Conference Deadline Extended!

Elisa Gonzales and Joe Hetterly

Just a friendly reminder that proposals for the 2021 VASTA Virtual Conference, Rising Voices, are due on March 1st. Questions about proposals or this year’s conference can be directed to the conference team at VASTA2021@vasta.org.


An update from the 2021 VASTA Virtual Conference team. Thank you so much to everyone who has submitted a proposal so far. We are overwhelmed with gratitude by the exciting and thoughtful presentation proposals we have received. We understand that these are busy times for all, so we would like to EXTEND THE DEADLINE FOR PROPOSALS TO MARCH 1, 2021. We hope this extension provides encouragement and support to our membership. We look forward to seeing you this summer, and please don’t hesitate to reach out to 
VASTA2021@vasta.org with any questions.

 

 

We hope that you will consider sharing your knowledge and creativity with us this summer! Please do not hesitate to reach out with questions!

VASTA's Virtual Conference in 2021

Rising Voices: Listening to the Past, Dismantling the Present, Cultivating a New Future

July 29th - August 1st, 2021

 

Deadline for Submissions: Monday, February 15, 2021

For more information and/or to submit a proposal
Click Here!


If you have any questions, please feel free to email conference co-chairs 
Elisa Gonzales and Joe Hetterly.

Rising Voices: Listening to the Past, Dismantling the Present, Cultivating a New Future addresses our relationship to the past, present, and future, by contemplating what we can learn from the past as well as our ancestors, interrogating how we can dismantle the inequity of the present moment and continue to fight for racial justice, and how we move forward into the future as a voice and speech community. 

 

Listening to the Past

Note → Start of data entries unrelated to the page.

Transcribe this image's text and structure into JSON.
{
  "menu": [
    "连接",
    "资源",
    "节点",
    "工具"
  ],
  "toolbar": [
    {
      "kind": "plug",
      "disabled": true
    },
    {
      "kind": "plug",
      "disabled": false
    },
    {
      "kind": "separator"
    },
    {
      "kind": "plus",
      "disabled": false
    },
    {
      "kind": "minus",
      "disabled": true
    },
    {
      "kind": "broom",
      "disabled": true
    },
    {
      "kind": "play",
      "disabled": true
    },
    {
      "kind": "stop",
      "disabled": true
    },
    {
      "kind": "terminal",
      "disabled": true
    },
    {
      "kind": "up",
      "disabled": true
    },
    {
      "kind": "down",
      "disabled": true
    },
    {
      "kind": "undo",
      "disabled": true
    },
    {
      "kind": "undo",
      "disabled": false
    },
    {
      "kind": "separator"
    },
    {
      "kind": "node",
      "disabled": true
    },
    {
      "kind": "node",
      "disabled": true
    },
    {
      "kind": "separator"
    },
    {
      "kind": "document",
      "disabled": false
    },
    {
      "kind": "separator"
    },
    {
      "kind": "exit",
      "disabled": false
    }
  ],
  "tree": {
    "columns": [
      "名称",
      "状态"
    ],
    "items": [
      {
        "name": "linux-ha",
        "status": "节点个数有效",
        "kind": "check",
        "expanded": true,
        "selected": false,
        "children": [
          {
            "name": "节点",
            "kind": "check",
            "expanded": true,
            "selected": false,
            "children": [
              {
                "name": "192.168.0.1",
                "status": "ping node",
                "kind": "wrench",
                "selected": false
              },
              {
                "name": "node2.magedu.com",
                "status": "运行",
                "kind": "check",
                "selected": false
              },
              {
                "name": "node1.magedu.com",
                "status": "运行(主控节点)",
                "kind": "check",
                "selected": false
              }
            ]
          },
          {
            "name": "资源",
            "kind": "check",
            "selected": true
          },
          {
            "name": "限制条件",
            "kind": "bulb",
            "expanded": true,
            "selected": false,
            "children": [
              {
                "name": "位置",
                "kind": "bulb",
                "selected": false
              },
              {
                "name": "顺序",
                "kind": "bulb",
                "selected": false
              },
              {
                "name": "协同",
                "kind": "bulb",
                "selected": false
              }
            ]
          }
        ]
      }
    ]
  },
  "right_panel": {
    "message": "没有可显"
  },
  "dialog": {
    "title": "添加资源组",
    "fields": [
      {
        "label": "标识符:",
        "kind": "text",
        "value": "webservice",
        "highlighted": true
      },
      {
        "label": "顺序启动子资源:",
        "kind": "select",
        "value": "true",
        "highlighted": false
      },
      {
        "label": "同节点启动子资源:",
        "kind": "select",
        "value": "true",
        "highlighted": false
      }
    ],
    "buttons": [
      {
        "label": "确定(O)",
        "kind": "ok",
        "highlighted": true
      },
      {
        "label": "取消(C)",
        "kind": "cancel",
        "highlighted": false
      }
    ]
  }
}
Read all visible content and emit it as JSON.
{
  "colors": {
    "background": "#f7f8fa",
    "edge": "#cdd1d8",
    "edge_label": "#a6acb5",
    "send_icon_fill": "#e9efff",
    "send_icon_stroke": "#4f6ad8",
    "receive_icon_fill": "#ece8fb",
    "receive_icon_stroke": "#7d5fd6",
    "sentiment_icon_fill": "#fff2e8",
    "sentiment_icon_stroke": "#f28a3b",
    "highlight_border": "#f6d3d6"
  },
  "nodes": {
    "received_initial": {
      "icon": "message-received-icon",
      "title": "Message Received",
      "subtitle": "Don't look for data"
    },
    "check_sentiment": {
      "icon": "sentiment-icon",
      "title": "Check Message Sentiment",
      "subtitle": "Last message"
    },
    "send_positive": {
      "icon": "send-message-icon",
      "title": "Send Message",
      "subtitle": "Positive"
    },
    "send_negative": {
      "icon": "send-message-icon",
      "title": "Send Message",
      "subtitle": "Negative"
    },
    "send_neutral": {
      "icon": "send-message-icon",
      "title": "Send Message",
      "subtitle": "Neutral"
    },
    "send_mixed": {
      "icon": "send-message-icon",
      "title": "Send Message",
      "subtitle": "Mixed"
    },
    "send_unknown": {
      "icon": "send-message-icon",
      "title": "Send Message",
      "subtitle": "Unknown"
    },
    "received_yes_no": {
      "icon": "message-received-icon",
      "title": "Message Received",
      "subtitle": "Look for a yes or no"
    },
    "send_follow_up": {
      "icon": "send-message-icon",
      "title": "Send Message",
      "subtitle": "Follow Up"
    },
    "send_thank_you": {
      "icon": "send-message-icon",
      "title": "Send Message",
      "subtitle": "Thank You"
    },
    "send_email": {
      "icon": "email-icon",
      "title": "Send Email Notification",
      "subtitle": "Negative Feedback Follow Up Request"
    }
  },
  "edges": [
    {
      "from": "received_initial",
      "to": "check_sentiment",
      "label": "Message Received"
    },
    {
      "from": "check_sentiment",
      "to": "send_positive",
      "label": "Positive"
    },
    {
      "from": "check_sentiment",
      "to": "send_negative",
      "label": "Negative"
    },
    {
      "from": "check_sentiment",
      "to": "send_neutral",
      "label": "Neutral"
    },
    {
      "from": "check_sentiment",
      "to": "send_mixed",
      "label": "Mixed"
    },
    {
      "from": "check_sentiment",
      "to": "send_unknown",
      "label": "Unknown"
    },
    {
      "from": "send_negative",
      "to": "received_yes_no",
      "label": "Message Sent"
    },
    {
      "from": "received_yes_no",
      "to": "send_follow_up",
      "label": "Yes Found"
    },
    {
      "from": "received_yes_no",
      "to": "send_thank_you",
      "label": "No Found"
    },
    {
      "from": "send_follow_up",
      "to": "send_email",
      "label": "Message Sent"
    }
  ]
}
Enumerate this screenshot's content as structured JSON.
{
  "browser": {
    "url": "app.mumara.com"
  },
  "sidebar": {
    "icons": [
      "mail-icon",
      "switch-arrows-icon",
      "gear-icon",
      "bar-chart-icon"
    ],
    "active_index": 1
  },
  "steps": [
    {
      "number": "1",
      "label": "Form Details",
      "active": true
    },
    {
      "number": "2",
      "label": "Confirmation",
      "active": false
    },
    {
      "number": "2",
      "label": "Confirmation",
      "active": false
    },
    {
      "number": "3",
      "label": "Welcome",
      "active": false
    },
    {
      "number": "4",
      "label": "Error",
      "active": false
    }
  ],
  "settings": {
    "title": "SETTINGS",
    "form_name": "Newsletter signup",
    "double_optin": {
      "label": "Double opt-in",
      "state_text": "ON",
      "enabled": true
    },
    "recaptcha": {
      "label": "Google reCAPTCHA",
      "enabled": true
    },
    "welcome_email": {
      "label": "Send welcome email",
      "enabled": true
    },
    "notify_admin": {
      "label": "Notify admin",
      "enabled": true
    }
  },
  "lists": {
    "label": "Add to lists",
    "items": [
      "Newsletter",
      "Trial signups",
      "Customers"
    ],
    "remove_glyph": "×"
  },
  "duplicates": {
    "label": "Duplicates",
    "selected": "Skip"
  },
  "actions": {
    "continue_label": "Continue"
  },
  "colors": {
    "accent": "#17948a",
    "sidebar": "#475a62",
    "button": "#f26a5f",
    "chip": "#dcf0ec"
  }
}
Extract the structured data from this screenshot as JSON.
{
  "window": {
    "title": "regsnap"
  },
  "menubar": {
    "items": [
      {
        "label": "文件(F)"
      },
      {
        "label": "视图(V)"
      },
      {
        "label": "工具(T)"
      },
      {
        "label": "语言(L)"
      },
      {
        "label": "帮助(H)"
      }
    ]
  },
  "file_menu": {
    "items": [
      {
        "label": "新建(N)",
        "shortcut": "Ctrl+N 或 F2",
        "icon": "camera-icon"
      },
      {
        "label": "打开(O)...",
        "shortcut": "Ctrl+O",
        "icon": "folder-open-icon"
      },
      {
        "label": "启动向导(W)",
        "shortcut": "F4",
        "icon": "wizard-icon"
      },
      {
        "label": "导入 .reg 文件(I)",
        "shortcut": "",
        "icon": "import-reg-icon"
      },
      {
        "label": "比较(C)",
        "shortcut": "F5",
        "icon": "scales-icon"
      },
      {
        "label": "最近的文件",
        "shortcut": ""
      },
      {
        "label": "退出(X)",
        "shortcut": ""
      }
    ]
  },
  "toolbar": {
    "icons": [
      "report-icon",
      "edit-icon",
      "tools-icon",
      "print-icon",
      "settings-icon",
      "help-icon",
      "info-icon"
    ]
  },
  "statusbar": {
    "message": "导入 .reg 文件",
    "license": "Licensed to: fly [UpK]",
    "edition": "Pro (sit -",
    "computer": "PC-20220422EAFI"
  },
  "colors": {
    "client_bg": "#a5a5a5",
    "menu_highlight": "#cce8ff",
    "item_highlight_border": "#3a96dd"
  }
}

“I ask my ancestors: Who had my face before? Who shaped my brain? They laugh. They know I carry my nation’s tragedies with me. I sing its anthems. I know the laughter and faces of my people are encoded forever in my deep spaces.” - José Rivera, Sonnets for an Old Century

 

To better understand this moment and move forward in our work as voice and speech practitioners, artists, and performers, we must listen to the past. What can we learn from Indigenous artists, who center their storytelling and artistry on ancestry, spirituality, the land, and the community? What can we learn from personal, community, and societal histories and narratives that might shape our work as artists in this brave new world? 


Dismantling the Present

“Listening to our stories is part of the decolonization process” -  Edgar Villanueva 

 

In recent months, academic institutions, theatres, and arts organizations have been called on to dismantle long-standing traditions of oppression and white supremacy in order to build a more equitable future. How have we, as voice and speech trainers, been challenged to dismantle our teaching/coaching practices in response to COVID? How have we adapted? How have we innovated our field in the fight for racial justice, incorporated new technologies, and at the same time, made those technologies accessible for our students and clients?



Cultivating a New Future

“We can transform our world by imagining it differently, dreaming it passionately via all our senses, and willing it into creation.” - Gloria E. Anzaldúa

 

Like a phoenix rising from the ashes, the final element is exploring how we can build a future for our field that is accessible, equitable, and anti-racist. How can we draw on the past and present moment to nurture and help grow a better future? What does a post-COVID, anti-racist future look like in the voice and speech field?